First, I have to say, this concept was not our idea. The idea came from a presentation our Library Director heard at a conference, and we really need to thank the lovely and kind Maura Schoo from the Hinsdale Library in Illinois who was the presenter. She also later helped me tremendously via e-mail so hats off to her for her generosity in helping us out.
For those of you already scratching their heads, let's begin with what a subscription box is (I was surprised how many of my coworkers had never heard of these things, considering that between my Library Director and myself we probably subscribe to about 20 different ones!). Basically, sub-boxes work like this: you sign up, pay a fee, and each month you get a box in the mail with "stuff" inside it. There are boxes for EVERYTHING from makeup to books to food to alcohol, and if you wan to see how vast the world of box subscriptions really is, I recommend taking a peek at My Subscription Addiction, which does a great job of cataloging almost everything out there.
Now that you know what a subscription box is, let me tell you how my library set ours up. First we needed some boxes. After measuring some books, and looking at the measurements of some boxes, we decided on these mailers from Amazon: BOXES LINK. These are a good size, and are sturdy as well as capable of holding quite a bit of stuff. We also purchased this crinkle-fill for the boxes: CRINKLY FILL LINK and some large printable mailing labels so we could give the boxes some kind of pizzazz. MAILING LABELS ARE HERE. The money for these items came from our regular annual programming budget.
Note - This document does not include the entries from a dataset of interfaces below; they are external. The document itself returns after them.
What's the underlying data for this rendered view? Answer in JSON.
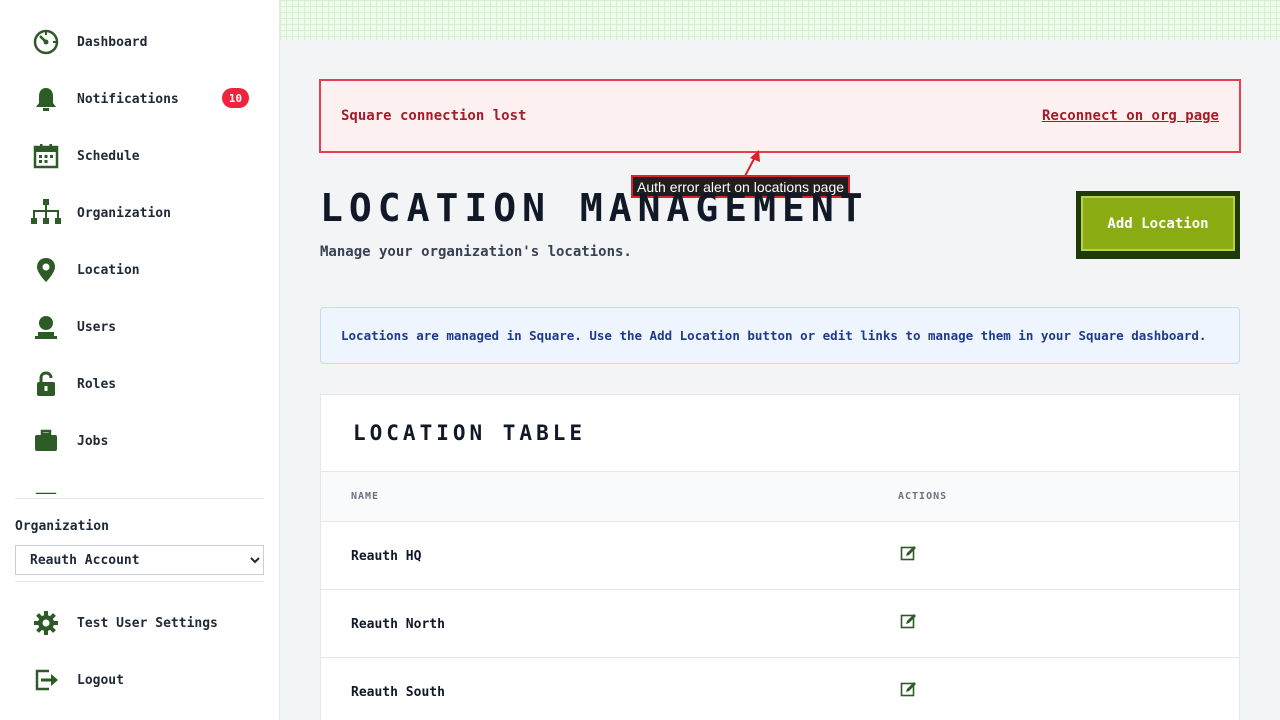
{
  "sidebar": {
    "nav": [
      {
        "label": "Dashboard",
        "icon": "dashboard-icon"
      },
      {
        "label": "Notifications",
        "icon": "bell-icon",
        "badge": "10"
      },
      {
        "label": "Schedule",
        "icon": "calendar-icon"
      },
      {
        "label": "Organization",
        "icon": "org-chart-icon"
      },
      {
        "label": "Location",
        "icon": "map-pin-icon"
      },
      {
        "label": "Users",
        "icon": "user-icon"
      },
      {
        "label": "Roles",
        "icon": "unlock-icon"
      },
      {
        "label": "Jobs",
        "icon": "briefcase-icon"
      }
    ],
    "org_label": "Organization",
    "org_selected": "Reauth Account",
    "footer": [
      {
        "label": "Test User Settings",
        "icon": "gear-icon"
      },
      {
        "label": "Logout",
        "icon": "logout-icon"
      }
    ]
  },
  "alert": {
    "message": "Square connection lost",
    "link": "Reconnect on org page",
    "annotation": "Auth error alert on locations page"
  },
  "header": {
    "title": "Location Management",
    "subtitle": "Manage your organization's locations.",
    "add_button": "Add Location"
  },
  "info": {
    "text": "Locations are managed in Square. Use the Add Location button or edit links to manage them in your Square dashboard."
  },
  "table": {
    "title": "Location Table",
    "columns": [
      "Name",
      "Actions"
    ],
    "rows": [
      {
        "name": "Reauth HQ"
      },
      {
        "name": "Reauth North"
      },
      {
        "name": "Reauth South"
      }
    ]
  },
  "colors": {
    "sidebar_icon": "#2d5a27",
    "badge": "#ef233c",
    "error": "#a61b29",
    "primary_button": "#8aab12",
    "info_text": "#1e3a8a"
  }
}
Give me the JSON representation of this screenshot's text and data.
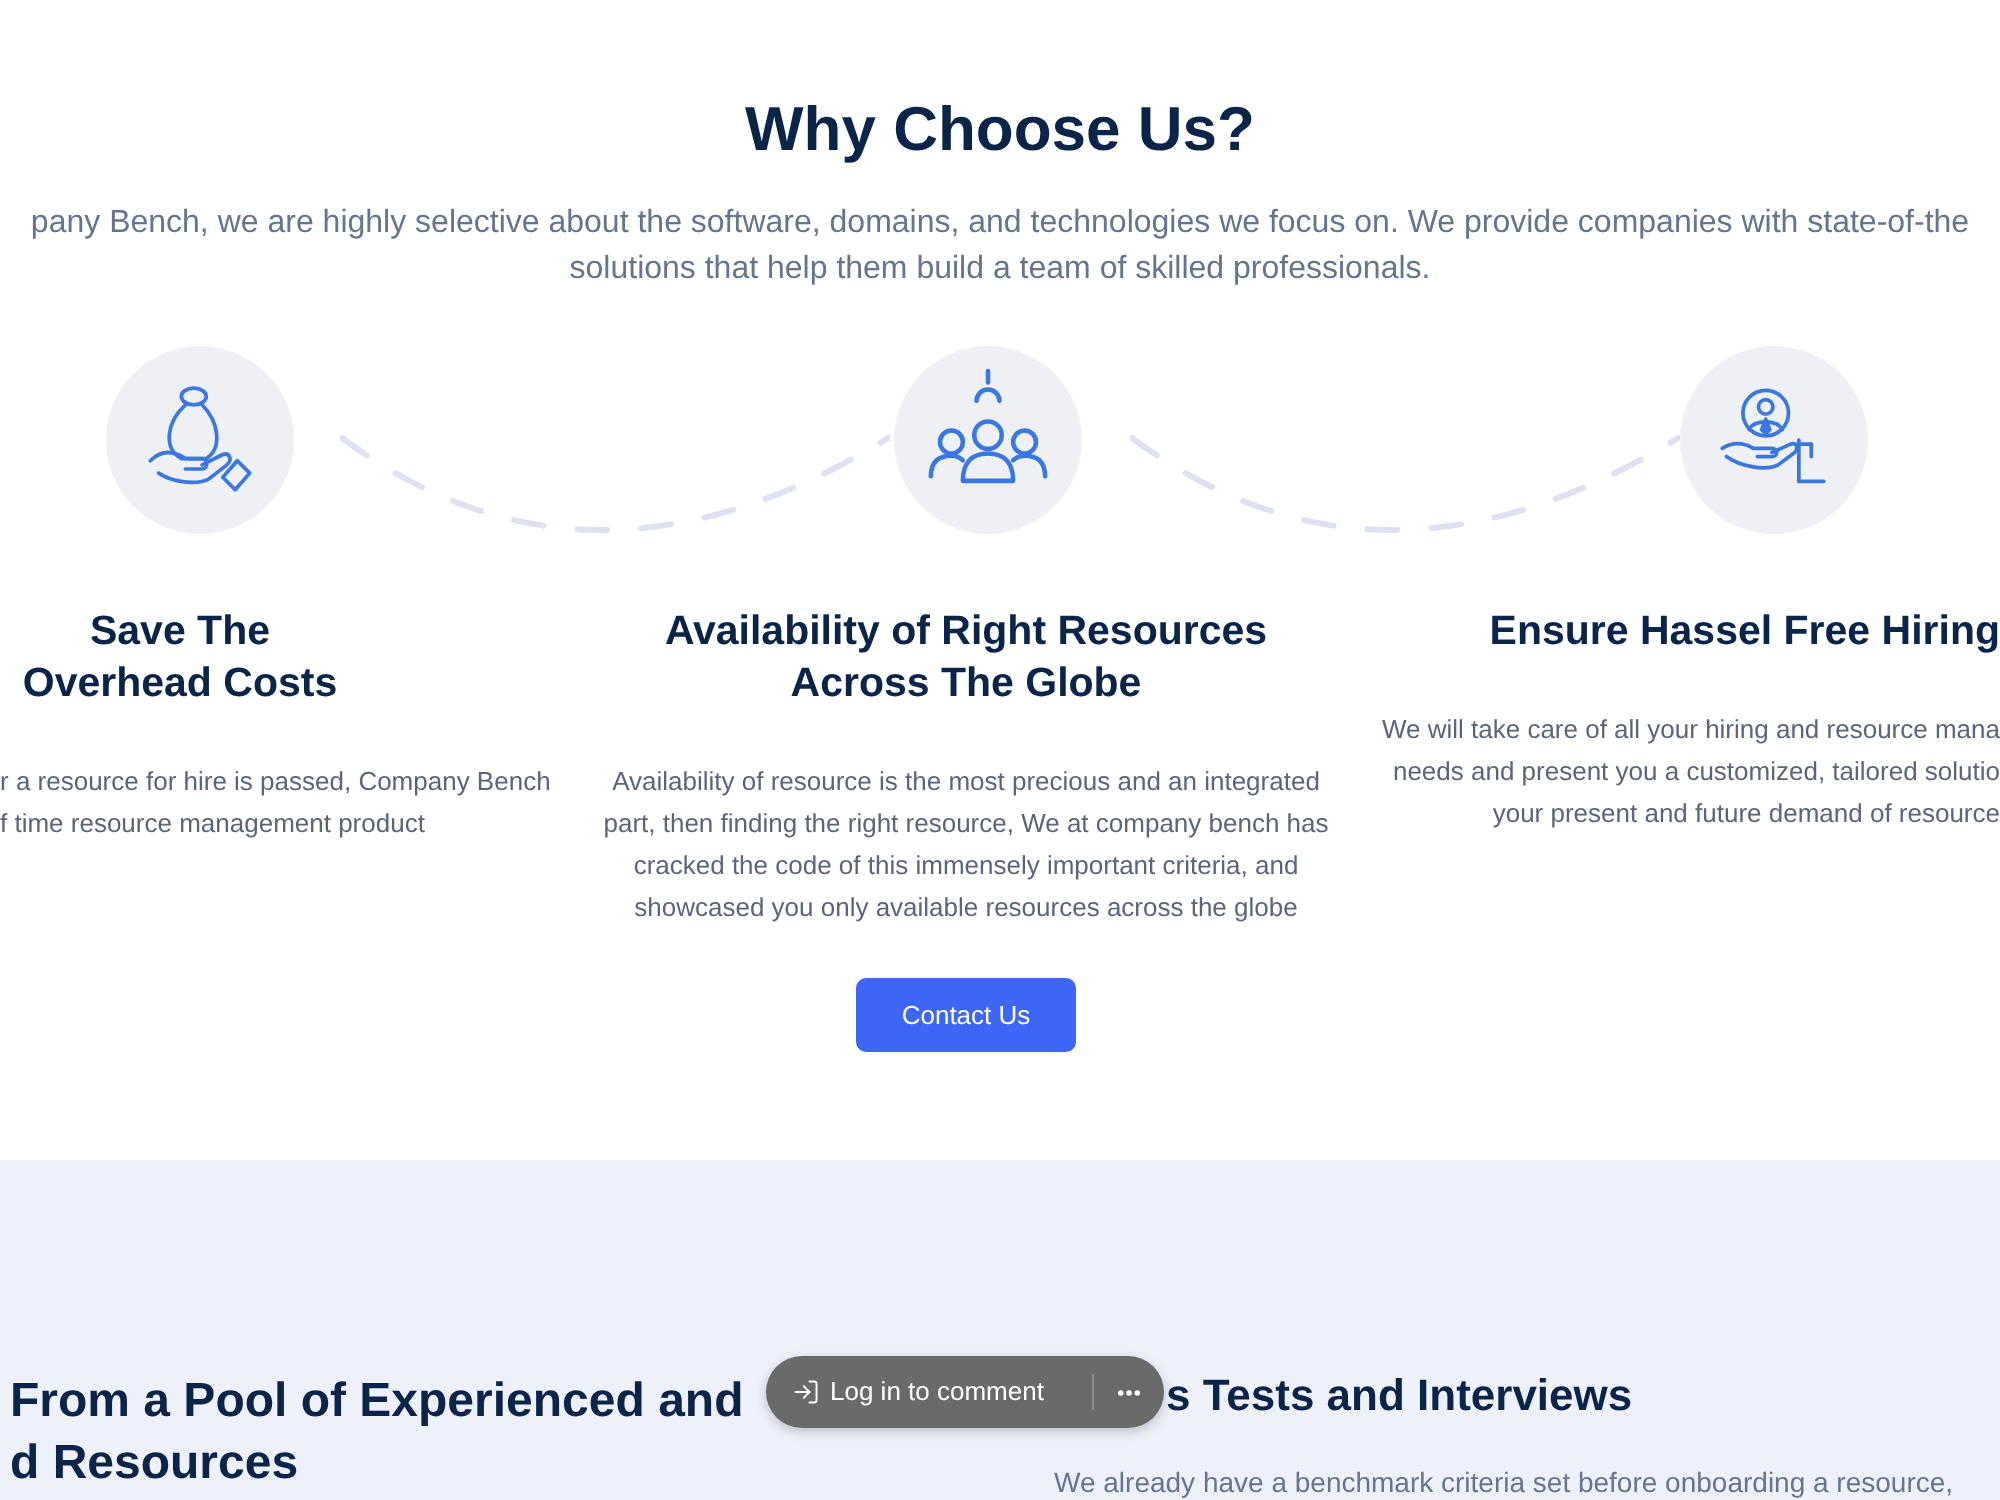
{
  "why_choose_us": {
    "title": "Why Choose Us?",
    "intro_lines": [
      "pany Bench, we are highly selective about the software, domains, and technologies we focus on. We provide companies with state-of-the",
      "solutions that help them build a team of skilled professionals."
    ]
  },
  "features": [
    {
      "title_lines": [
        "Save The",
        "Overhead Costs"
      ],
      "description_lines": [
        "r a resource for hire is passed, Company Bench",
        "f time resource management product"
      ]
    },
    {
      "title_lines": [
        "Availability of Right Resources",
        "Across The Globe"
      ],
      "description_lines": [
        "Availability of resource is the most precious and an integrated",
        "part, then finding the right resource, We at company bench has",
        "cracked the code of this immensely important criteria, and",
        "showcased you only available resources across the globe"
      ]
    },
    {
      "title_lines": [
        "Ensure Hassel Free Hiring"
      ],
      "description_lines": [
        "We will take care of all your hiring and resource mana",
        "needs and present you a customized, tailored solutio",
        "your present and future demand of resource"
      ]
    }
  ],
  "contact_button": {
    "label": "Contact Us"
  },
  "next_section": {
    "left_heading_lines": [
      "From a Pool of Experienced and",
      "d Resources"
    ],
    "right_heading": "s Tests and Interviews",
    "right_text": "We already have a benchmark criteria set before onboarding a resource,"
  },
  "comment_bar": {
    "label": "Log in to comment"
  }
}
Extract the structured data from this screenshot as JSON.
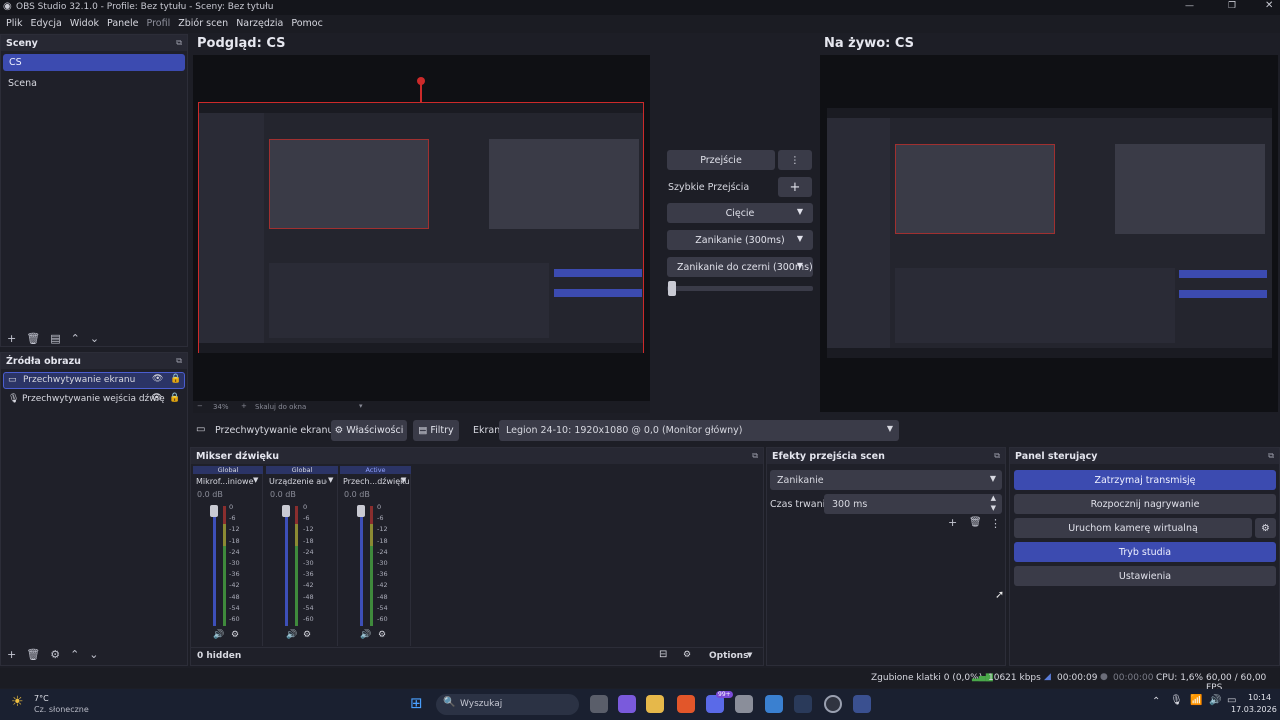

We used Canva and the talents of one of our artistic employees to create a cute label for the boxes and printed them out on our regular old printers.
|Cute, right? The bear is our library mascot and his name is Booker.|
Each of our boxes has a theme, which we left very open-ended so as to allow us to pick a wide variety of books from our collection. Example: our first month's box was themed "action and adventure." Each box contains a library book, chosen by staff based on the subscriber's reading preferences as well as a short survey response card on which we asked the teens to rate the book we had chosen for them and their overall like or dislike of the boxes. There is also one edible item in the box, as well as two other small prizes (box 1 had stickers and a pencil case, box 2 was a DIY picture frame kit and a 3D printed keychain). Money for the food and prizes came from our Friends of the Library group.
One thing to note, we allowed 12 subscription slots for the first month, mostly because everything we could find for prizes was sold in 12-packs at places like Oriental Trading Company or Amazon. We also made a waiting list available in case we had more than 12 people wanting to sign up, with plans to allow more subscribers for every 12 people who were interested. Our first monthly box looked like this (except with a different book in each box).
|Photo courtesy Dominique Sandoval.|
We offered a brief questionnaire to teens who wanted to sign up asking their reading preferences (genres they like, were they open to series or graphic novels etc.) and required that in order to join, they have a valid library card in their own name. On the 1st of each month we sent out an e-mail blast letting teens know their box was ready to be picked up at our library (to save on shipping costs) and gave them until mid-month to pick it up.
The teens have to check out the box through Circulation or our self checkouts, books are due back in 3 weeks and they are also to return their empty box before the end of the month. Signups do not expire unless the teen fails to pick up the box or they tell us they no longer want to be subscribed. (Or if they fail to return an item and their card is blocked). In our first month we had one teen who never picked up their box, and one who did not return their empty, but we do not charge a fee in either instance.
That is pretty much it, it has not been too much work for our teen staff of 2.5 (2 full timers one part-timer), the teens have not made a mess, and every single returned survey had nothing but positive comments. Considering something like Owl Crate costs about $30 per month, people are SHOCKED we are doing this for free, and some parents have tried to give us money. All we do is suggest they make a donation to our Friends of the Library.
So far it is working VERY well, though only time will tell as we have only been doing this for two months. If you have any questions, hit me up. Also, if you do something similar at your library I would love to hear how yours is set up.